Lastly, Peace grabs a hold of my mind and massages it like when Bugs Bunny opened up Elmer Fudd’s head and played with his brain. Peace kind of rubs the creases and all this tension gets released.

Basically, once Peace has done what it wants, I realize the “big” worries in my life aren’t so big and there are only a few things that are important and I know their first names and get dinner with them a bunch. Oh, and my shoulders relax too, which is nice.

Epiphanies

I had an up and down week. There have been some real down, dark moments. In the middle of that, I sat outside at the end of the day, today with a glass of whiskey and a cigar and enjoyed the nice weather. I came to a couple epiphanies. 1: My religion is basically this – Just do your best. And 2: I’m not sure what the Bible means a lot of the time, but if a guy named Jesus came down to earth and died and took our place so we could have a relationship with God; I think that’s beautiful. Maybe I’ve been overcomplicating things. Maybe it’s way more simple that I thought.

Better Story

At this moment, at 1:54 am on a Saturday, I wish God was telling a different story. I wish he would have called me into his office before he gave this life the green light; I would have shut the whole series down before the pilot episode.

I’m tired. Just tired. Of the pain and pulling and tugging and tearing and weeping and wishing and caving and crying.

Struggle. I’m tired of struggle.

Perhaps wanting things to be easier sounds like a cop-out. Maybe it sounds like I don’t want to work hard. That I think good things should just be handed to me. Well, it is a little of that, truth be told, but it’s also that I just want more moments of peace and clarity and contentment and they don’t seem to come.

I know it’s not just me. I see every person wrapped in self doubt and insecurity. People that have dreams and can’t make them happen. People who are abused. Rejected. Run-down.

There is a thought that flashes through my mind when I hop on this train. It usually hits me about now … what if this is hell? What if this is eternal separation from God?

God feels like something we all want, but can’t reach. We want things to be better, but we know this is as good as it gets. I call out to God, but the phone is disconnected or I forgot to pay my bill or something.

Don’t get me wrong, we, the human race, we are resilient. We laugh when all we have is taken from us. We sing through the loss of life. We create. We adapt. We love.

But the struggle is still there.

Every night, I ask God for a new tomorrow. For an event that will change my life in a radical way. A peace that transcends all understanding. A paradigm shift.

But so far, it hasn’t happened.
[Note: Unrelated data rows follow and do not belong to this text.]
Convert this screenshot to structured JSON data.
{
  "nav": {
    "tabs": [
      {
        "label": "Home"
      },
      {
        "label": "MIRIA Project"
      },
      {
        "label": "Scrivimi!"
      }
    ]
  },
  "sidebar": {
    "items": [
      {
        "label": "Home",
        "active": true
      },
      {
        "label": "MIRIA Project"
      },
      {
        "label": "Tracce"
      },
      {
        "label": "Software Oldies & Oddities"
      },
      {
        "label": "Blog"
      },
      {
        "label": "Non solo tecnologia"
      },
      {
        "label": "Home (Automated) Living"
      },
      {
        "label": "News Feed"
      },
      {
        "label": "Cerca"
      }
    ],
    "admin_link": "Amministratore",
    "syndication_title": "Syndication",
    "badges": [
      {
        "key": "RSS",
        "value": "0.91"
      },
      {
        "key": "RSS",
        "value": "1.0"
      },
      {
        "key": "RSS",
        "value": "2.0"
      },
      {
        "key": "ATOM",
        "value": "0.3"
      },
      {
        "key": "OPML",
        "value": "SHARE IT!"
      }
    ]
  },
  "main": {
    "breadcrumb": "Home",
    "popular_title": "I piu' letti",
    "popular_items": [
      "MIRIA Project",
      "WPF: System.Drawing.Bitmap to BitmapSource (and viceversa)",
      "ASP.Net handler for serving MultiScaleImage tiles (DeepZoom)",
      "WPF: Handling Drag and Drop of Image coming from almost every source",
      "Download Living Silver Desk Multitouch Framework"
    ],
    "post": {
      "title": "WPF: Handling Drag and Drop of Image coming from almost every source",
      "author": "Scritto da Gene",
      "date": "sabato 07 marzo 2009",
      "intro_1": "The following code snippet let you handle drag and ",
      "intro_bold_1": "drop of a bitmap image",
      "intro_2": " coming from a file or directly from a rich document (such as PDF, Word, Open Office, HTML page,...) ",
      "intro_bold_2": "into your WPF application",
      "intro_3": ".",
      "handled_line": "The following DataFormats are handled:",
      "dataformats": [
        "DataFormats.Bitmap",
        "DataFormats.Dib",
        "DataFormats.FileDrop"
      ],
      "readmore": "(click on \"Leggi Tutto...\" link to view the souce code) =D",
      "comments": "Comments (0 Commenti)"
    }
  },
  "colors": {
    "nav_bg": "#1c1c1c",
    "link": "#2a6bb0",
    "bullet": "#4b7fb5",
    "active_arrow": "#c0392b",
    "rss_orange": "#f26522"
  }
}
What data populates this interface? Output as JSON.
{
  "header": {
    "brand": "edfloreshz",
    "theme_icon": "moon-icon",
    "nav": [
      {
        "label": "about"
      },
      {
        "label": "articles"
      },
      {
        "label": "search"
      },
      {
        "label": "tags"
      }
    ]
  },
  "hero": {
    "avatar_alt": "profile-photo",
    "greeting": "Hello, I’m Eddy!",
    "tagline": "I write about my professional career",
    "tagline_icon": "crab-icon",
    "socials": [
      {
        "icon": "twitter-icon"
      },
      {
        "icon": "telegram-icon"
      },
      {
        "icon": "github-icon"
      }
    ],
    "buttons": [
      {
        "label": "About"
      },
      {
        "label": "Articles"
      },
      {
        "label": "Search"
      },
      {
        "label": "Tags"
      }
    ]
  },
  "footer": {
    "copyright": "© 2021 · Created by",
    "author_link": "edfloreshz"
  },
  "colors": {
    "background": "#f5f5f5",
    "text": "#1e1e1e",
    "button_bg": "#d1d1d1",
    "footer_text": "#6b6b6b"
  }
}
Then, I think of stories of a New Heaven coming down and resting here on earth. I think of God wiping away every tear and abolishing death from every grave. I think of an end to every sadness. An end to hate. An end to struggle.

I want you to make sense of my struggle, because it has cost me my joy almost every day and my life almost every night.

I am upset with you, God, that you knew how bad this life would hurt me and you pushed me in without my consent anyway.

You expect so many things from me everyday. I’m just letting you know, that now, I expect some things from you.

-TS

Neither – Tyler Strittmatter

I deal with a mental illness of extremes. An illness of war and peace. I wrote this poem about the sinner and saint living in me. I am in a period now where I don’t really know what faith means anymore. I feel it is neither bad nor good. Wrong nor right. I still love this poem even where I am at now. I am proud of what I write and I always will be.

Tyler Strittmatter: Neither Jesus nor the Devil from Christine Shrum on Vimeo.